NCJ Number
Sharon M. Dietrich
Date Published
September 2013
12 pages
This paper discusses the experiences of Community Legal Services regarding enforcement of the Equal Employment Opportunity Commission's adoption of updated guidelines governing employer consideration of criminal records.
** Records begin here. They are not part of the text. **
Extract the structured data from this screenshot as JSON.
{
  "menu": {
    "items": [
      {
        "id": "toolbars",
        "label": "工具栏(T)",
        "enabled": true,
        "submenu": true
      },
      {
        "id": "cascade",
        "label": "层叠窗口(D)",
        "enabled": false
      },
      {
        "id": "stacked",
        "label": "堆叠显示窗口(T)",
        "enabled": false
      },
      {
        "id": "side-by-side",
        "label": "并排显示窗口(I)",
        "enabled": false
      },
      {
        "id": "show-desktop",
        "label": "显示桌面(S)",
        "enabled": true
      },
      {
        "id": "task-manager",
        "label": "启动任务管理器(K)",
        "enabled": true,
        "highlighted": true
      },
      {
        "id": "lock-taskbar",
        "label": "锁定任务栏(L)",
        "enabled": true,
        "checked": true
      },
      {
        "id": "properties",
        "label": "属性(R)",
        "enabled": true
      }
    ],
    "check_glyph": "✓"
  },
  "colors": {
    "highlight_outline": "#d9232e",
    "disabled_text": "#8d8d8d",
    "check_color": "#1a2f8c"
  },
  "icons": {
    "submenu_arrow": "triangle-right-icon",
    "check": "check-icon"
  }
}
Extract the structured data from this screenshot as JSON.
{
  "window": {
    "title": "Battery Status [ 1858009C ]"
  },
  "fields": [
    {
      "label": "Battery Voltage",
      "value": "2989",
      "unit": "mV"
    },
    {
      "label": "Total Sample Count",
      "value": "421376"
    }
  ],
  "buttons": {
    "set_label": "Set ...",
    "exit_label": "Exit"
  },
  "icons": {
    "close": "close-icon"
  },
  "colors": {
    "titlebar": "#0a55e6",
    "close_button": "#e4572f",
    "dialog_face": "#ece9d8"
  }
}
In 2012, the Equal Employment Opportunity Commission (EEOC) adopted an updated version of enforcement guidelines governing an employer's consideration of criminal records. These guidelines reaffirm the position that en employer's use of criminal records in hiring decisions could constitute a case of discrimination based on race or national origin. Studies show that the issue of criminal records presents a serious barrier to employment for ex-offenders. This paper discusses the experiences of Community Legal Services (CLS) regarding these guidelines. CLS provides civil legal services to low income residents in Philadelphia and deals with the effects of these guidelines on their clients' efforts to obtain employment. CLS develops their employment law priorities based on the problems that their clients had encountered. CLS has found that many companies continue to violate the guidelines and reject potential employees for the following reasons: arrests not resulting in convictions, minor offenses, blanket bans, employees with successful track records, and old convictions. Several case studies are presented for review.